How do we ensure students remember the structure of text types? How do we REALLY get them engaged in a narrative? Can students truly collaborate when writing?
At the end of last term, Clare and I were confronted by all of these questions and more. We had already decided to base our literacy unit on The Lorax (one: the movie is fabulous, two: our Matrix unit is about sustainability) and our text type was to be narrative writing. I find that often in collaborate planning, we start with the activities and get carried away by these; inevitably losing focus and a clear vision for the end product. Thankfully, I work with Clare who helped to keep the focus on the main goals!
- These were our main aims for the term:
- Students would know without a shadow of a doubt the structure of a narrative
- Students would be able to publish a narrative that had the following elements;
- Excellent plot, flow and pacing all the way through
- Captivating character development
- An orientation and setting that drew the reader into the story
- The inclusion of literary features, such as; alliteration, metaphor and onomatopoeia.
- A satisfying resolution to the story
Clare and I wanted our students to be exposed to many excellent examples of narratives that included the above features. We wanted them to be involved in their narratives and desperate to share their plots. But here was the clincher – we only really had 5 weeks to work with. Hmmm…
By way similar, I imagine, to the immaculate conception, Clare and I came up with the following idea: to have a literacy immersion day in which students would participate in team-building challenges and then write about it. I know what you’re thinking – ‘Way to ruin a good PDHPE activity!’ – right? But wait, there’s more… Each group would be provided with a scenario (written like the start of a thrilling adventure narrative) upon reaching each challenge. Students would have 15 minutes to complete the challenge, incorporating the character names and acting out the scene. They then had 15 minutes to write, in narrative form, the rest of the complication and resolution according to what happened. From here, students would rotate to the next challenge.
Here’s an example of a scenario with the students’ resolution at the end…
Naturally, we stopped every couple of rounds and gave reminders about the semantics and syntactics (and appropriate communication in teams). The best part was that it didn’t at all matter if students completed the challenge or not. The real sense of completion was in writing the outcome of the challenge in the narrative.
Other incidental positives came out from the day.
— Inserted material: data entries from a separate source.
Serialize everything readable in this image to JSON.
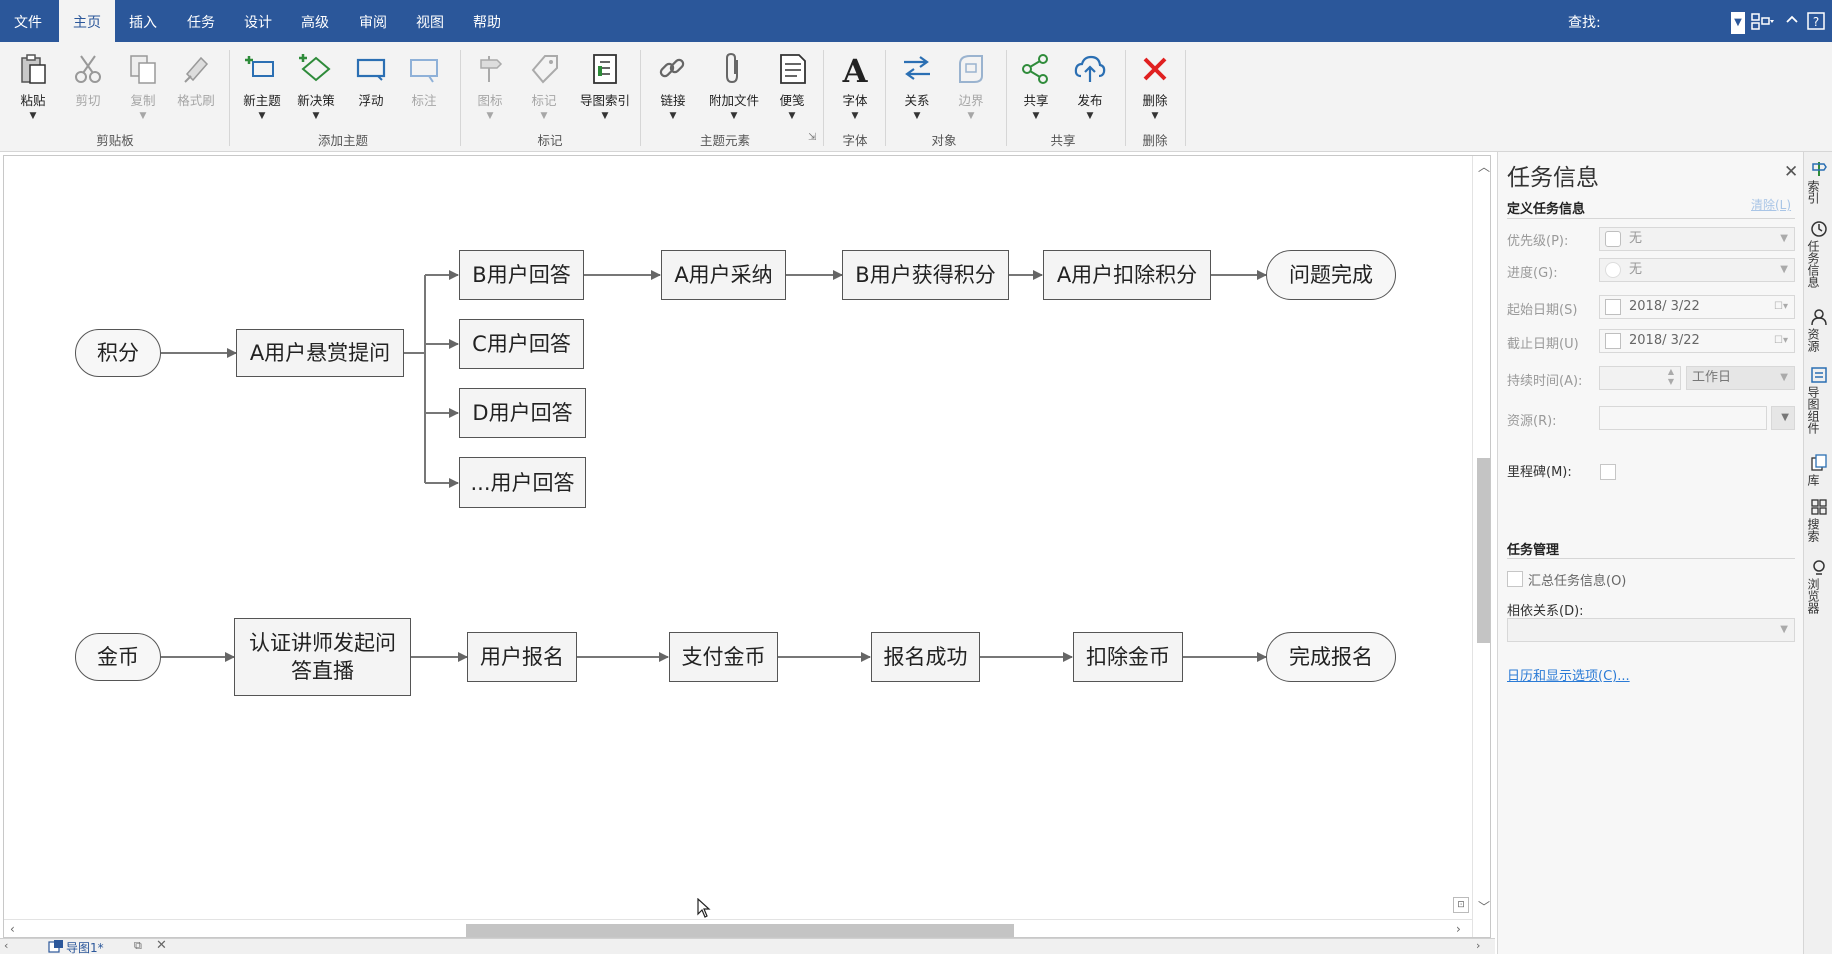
{
  "menu": {
    "items": [
      "文件",
      "主页",
      "插入",
      "任务",
      "设计",
      "高级",
      "审阅",
      "视图",
      "帮助"
    ],
    "active_index": 1,
    "search_label": "查找:"
  },
  "ribbon": {
    "buttons": {
      "paste": "粘贴",
      "cut": "剪切",
      "copy": "复制",
      "format_painter": "格式刷",
      "new_topic": "新主题",
      "new_decision": "新决策",
      "float": "浮动",
      "callout": "标注",
      "icon": "图标",
      "tag": "标记",
      "map_index": "导图索引",
      "link": "链接",
      "attach_file": "附加文件",
      "note": "便笺",
      "font": "字体",
      "relation": "关系",
      "boundary": "边界",
      "share": "共享",
      "publish": "发布",
      "delete": "删除"
    },
    "groups": {
      "clipboard": "剪贴板",
      "add_topic": "添加主题",
      "markers": "标记",
      "topic_elements": "主题元素",
      "font": "字体",
      "objects": "对象",
      "share": "共享",
      "delete": "删除"
    }
  },
  "diagram": {
    "points_flow": {
      "start": "积分",
      "ask": "A用户悬赏提问",
      "answers": [
        "B用户回答",
        "C用户回答",
        "D用户回答",
        "...用户回答"
      ],
      "steps": [
        "A用户采纳",
        "B用户获得积分",
        "A用户扣除积分"
      ],
      "end": "问题完成"
    },
    "coin_flow": {
      "start": "金币",
      "live": "认证讲师发起问答直播",
      "steps": [
        "用户报名",
        "支付金币",
        "报名成功",
        "扣除金币"
      ],
      "end": "完成报名"
    }
  },
  "doc_tab": {
    "label": "导图1*"
  },
  "task_panel": {
    "title": "任务信息",
    "define_section": "定义任务信息",
    "clear_link": "清除(L)",
    "priority_label": "优先级(P):",
    "priority_value": "无",
    "progress_label": "进度(G):",
    "progress_value": "无",
    "start_date_label": "起始日期(S)",
    "start_date_value": "2018/ 3/22",
    "due_date_label": "截止日期(U)",
    "due_date_value": "2018/ 3/22",
    "duration_label": "持续时间(A):",
    "duration_unit": "工作日",
    "resources_label": "资源(R):",
    "milestone_label": "里程碑(M):",
    "manage_section": "任务管理",
    "rollup_label": "汇总任务信息(O)",
    "dependency_label": "相依关系(D):",
    "calendar_link": "日历和显示选项(C)..."
  },
  "side_tabs": [
    "索引",
    "任务信息",
    "资源",
    "导图组件",
    "库",
    "搜索",
    "浏览器"
  ]
}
Not only did the students produce some wonderful narratives and learn to work more effectively in teams; but because they were completing the challenges incognito as characters from the scenario, they didn’t experience a huge disappointment if they didn’t complete the challenge.
Although, it was quite intense to organise, the day was a huge success and we are now on our way to achieving the aims we set out for the term. Hurrah!